Items listed in a dataset:
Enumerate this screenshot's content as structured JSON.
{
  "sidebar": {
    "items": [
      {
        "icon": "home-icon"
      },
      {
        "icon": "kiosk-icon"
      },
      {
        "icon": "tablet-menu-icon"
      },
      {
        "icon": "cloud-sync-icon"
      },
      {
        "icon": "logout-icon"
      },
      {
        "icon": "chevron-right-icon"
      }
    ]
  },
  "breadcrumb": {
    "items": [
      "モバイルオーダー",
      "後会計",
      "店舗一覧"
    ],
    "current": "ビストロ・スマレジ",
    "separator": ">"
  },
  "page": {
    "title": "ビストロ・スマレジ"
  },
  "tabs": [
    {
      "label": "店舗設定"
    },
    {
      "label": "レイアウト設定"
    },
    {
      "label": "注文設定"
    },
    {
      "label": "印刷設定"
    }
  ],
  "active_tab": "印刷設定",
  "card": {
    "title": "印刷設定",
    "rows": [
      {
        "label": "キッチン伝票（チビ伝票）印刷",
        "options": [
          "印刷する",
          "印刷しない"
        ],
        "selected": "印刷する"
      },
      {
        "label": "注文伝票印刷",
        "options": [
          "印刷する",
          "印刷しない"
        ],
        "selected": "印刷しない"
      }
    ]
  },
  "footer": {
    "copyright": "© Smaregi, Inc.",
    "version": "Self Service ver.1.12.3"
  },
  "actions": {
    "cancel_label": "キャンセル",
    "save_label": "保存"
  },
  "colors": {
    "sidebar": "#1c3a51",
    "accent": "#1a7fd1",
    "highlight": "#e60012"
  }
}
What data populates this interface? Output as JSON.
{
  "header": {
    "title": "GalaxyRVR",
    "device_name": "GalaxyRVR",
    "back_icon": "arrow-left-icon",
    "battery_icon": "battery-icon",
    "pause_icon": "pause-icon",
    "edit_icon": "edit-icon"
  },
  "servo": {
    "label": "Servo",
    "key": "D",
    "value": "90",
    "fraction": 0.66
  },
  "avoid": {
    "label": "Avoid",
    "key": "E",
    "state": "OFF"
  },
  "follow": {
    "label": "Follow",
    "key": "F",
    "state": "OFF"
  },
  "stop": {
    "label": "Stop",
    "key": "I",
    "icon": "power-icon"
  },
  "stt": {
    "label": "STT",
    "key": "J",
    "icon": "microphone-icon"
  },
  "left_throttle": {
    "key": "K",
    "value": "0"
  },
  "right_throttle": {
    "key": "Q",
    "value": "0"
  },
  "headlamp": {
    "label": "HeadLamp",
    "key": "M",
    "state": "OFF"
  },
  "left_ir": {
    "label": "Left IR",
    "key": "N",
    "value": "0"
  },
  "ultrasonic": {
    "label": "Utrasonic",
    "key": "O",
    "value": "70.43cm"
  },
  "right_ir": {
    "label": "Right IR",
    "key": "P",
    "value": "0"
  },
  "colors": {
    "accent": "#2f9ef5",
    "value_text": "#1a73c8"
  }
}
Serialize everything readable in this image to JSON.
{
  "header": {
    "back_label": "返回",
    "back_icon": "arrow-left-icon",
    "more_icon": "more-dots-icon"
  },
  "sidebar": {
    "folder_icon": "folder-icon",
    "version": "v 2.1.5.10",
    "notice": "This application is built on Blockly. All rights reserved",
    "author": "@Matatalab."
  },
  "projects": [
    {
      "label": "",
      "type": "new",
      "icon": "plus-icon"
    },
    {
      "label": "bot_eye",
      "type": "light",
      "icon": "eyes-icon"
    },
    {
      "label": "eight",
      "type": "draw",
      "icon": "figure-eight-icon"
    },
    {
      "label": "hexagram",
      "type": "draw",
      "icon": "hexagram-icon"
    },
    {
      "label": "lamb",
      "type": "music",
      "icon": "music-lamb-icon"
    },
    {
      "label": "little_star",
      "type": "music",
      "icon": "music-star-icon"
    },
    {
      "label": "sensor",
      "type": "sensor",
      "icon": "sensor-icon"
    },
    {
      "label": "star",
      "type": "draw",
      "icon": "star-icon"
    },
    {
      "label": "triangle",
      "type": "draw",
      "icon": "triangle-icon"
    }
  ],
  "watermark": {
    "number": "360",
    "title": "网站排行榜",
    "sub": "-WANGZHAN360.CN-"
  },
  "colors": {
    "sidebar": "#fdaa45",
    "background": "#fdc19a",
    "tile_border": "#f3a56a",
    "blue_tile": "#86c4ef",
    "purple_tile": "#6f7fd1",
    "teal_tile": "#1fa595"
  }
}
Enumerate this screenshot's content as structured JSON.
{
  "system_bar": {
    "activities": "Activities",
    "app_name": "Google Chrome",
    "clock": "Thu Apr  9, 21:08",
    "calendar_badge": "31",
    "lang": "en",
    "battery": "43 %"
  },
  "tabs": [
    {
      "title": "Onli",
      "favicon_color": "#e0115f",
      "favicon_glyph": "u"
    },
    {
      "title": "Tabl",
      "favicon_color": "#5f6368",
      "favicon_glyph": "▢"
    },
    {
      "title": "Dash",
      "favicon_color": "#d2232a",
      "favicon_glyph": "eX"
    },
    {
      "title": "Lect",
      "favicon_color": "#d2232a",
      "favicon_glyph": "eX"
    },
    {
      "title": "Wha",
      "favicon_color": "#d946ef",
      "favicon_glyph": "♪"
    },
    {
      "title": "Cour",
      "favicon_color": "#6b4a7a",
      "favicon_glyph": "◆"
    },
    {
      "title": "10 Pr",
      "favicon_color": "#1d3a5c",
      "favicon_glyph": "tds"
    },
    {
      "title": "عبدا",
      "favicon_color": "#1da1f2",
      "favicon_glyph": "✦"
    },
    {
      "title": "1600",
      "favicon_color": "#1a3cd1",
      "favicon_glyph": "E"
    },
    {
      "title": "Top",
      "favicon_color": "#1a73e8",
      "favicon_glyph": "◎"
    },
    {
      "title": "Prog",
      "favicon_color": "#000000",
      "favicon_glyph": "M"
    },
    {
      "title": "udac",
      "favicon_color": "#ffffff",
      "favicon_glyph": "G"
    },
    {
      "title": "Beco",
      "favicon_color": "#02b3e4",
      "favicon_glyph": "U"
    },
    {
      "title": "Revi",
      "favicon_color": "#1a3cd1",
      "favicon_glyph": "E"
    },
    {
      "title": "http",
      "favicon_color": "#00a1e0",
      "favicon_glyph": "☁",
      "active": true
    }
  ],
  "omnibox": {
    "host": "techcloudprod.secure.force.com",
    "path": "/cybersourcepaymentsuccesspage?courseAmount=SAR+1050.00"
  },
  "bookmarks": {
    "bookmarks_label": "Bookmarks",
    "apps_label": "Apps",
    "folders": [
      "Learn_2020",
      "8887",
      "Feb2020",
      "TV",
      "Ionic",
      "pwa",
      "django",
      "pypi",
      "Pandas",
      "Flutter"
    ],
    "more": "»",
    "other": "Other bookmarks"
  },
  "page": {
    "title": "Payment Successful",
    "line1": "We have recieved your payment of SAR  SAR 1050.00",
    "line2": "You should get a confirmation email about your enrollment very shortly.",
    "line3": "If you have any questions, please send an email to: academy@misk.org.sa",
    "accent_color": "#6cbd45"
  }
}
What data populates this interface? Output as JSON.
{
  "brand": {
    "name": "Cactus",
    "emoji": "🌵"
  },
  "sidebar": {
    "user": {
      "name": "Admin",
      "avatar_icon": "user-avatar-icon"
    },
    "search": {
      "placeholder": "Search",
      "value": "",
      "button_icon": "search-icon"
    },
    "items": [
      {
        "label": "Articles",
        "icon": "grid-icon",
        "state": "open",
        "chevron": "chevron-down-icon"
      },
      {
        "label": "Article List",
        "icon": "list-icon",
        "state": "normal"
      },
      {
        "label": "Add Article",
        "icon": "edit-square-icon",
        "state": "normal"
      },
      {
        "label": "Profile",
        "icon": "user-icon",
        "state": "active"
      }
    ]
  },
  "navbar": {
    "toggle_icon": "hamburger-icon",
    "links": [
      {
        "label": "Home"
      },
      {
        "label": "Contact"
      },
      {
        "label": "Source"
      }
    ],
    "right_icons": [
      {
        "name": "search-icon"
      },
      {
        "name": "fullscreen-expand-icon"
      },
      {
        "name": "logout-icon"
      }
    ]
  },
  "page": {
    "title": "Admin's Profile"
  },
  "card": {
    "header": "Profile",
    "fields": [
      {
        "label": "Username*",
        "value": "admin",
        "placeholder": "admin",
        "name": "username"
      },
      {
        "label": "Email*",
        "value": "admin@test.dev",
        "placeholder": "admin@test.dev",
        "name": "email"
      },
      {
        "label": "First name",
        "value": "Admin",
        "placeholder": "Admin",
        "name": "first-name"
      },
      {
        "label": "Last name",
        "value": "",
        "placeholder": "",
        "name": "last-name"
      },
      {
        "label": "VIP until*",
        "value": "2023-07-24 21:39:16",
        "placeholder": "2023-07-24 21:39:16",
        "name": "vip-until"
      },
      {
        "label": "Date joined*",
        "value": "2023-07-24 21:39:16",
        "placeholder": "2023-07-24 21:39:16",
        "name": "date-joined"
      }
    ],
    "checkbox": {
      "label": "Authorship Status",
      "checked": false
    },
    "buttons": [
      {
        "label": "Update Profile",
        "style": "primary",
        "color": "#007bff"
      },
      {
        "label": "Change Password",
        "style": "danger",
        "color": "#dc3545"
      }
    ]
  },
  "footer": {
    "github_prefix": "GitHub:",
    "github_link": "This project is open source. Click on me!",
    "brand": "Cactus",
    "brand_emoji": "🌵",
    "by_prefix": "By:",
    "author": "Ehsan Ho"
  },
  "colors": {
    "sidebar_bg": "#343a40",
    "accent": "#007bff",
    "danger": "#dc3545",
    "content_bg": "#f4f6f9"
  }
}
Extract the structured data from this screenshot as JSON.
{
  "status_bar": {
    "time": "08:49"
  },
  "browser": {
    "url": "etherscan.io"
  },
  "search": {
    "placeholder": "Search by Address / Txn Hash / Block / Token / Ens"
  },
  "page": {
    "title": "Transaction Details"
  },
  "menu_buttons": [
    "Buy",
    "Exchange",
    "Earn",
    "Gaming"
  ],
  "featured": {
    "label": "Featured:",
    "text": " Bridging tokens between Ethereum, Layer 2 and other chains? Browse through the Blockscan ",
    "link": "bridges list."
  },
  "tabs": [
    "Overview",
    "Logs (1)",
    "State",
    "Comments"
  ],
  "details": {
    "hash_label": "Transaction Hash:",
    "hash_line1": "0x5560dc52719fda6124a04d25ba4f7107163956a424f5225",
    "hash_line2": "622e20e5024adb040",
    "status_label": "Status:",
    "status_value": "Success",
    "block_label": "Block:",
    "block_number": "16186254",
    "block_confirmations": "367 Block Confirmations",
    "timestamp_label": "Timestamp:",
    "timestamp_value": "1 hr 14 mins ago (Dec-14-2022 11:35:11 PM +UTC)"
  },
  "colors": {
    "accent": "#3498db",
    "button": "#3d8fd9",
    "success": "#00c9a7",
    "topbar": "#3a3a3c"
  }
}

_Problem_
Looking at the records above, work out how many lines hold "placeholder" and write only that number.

_Task answer_
8